Risk describes and quantifies the impacts — and likelihoods — of a threat exploiting a vulnerability in a specific asset. Likelihood tells you the probability of that threat and its impact actually occurring.
Technical impacts include prolonged downtime for your business services, permanent loss of customer data, data leaks, and so on.
Other impacts can be on your revenue, reputation, funding, business deals, acquisition discussions, stock market listing, or any other business metric.
5. Security Controls
Security controls are the mechanisms and safeguards you use to reduce the impacts and likelihoods of risks. They help you in the mitigation and remediation of threats to your business assets. By nature, they may be technical, organizational, or legal.
Examples for technical controls include:
- Strong authentication, like two-factor authentication (2FA)
- Access control policies, i.e., assigning specific permissions to specific job roles
- Data encryption at rest (on storage devices) and in transit (over the network)
- Security testing techniques like automated daily vulnerability scanning and regular penetration testing exercises
- Network firewall policies
- Canary dummy accounts whose presence in a data leak indicate a data breach in your company
Note: Organizational security controls include employee training and assigning clear responsibilities. Legal controls include legal agreements with vendors and non-disclosure agreements with employees.
Plan the Security Assessment Process
A security assessment can either be an internal assessment done by your employees or an external assessment done by third-party assessors. Both are important.
Internal assessments are not expensive. They can be done frequently to make your security strategies aware of the latest threats and vulnerabilities. Partial assessments can be planned more frequently for assets that are particularly vulnerable to new threats, such as customer-facing web applications.

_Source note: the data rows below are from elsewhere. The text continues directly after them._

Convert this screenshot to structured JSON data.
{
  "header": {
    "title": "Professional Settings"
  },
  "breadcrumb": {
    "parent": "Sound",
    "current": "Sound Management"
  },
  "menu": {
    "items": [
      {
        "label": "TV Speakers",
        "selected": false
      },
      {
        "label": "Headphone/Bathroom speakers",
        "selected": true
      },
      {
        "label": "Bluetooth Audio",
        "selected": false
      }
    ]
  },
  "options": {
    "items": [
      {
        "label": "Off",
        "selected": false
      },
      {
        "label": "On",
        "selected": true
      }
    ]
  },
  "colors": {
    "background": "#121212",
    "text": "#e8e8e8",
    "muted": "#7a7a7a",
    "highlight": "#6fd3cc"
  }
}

External assessments are relatively more expensive. But they may be necessary for regulatory compliance. They also signal your seriousness about security to potential investors, business partners, B2B clients, or acquiring companies.
A Security Assessment in 7 Steps
An internal security assessment can be broken down into these seven basic steps:
Step 1: Form Assessment Teams
Assessment can’t be done by just your security teams. Software architects, who have the domain knowledge and technical experience to understand the importance of an asset, should be part of your assessment teams. Sometimes, project or business managers may have to be included.
We suggest creating multiple teams and assigning a set of departments or projects to each one. The architect or manager in each team can evaluate the assets, and the security analyst can assess their vulnerabilities and threats. Both evaluate risks and security controls.
Step 2: Discover Assets
Use automated tools to discover assets quickly. However, assessing risks for every asset separately is inefficient and even unnecessary. Instead, group them logically by type or function, and assess the risk for the entire group.
For example, a cluster of database servers hosting a critical database can be assessed as a whole rather than assessing every node individually.
Step 3 : Assess Vulnerabilities
Use automated vulnerability assessment tools designed for the type of asset being evaluated. But be aware that organizational vulnerabilities — like sloppy employees who write passwords on sticky notes — also exist.
Step 4 : Analyze Threats
The growing set of technical and non-technical threats makes this a critical step. Plus, every class of asset has a different set of threats with different likelihoods. The security analyst in an assessment team should be experienced and skilled at threat management and aware of the latest security news and threats.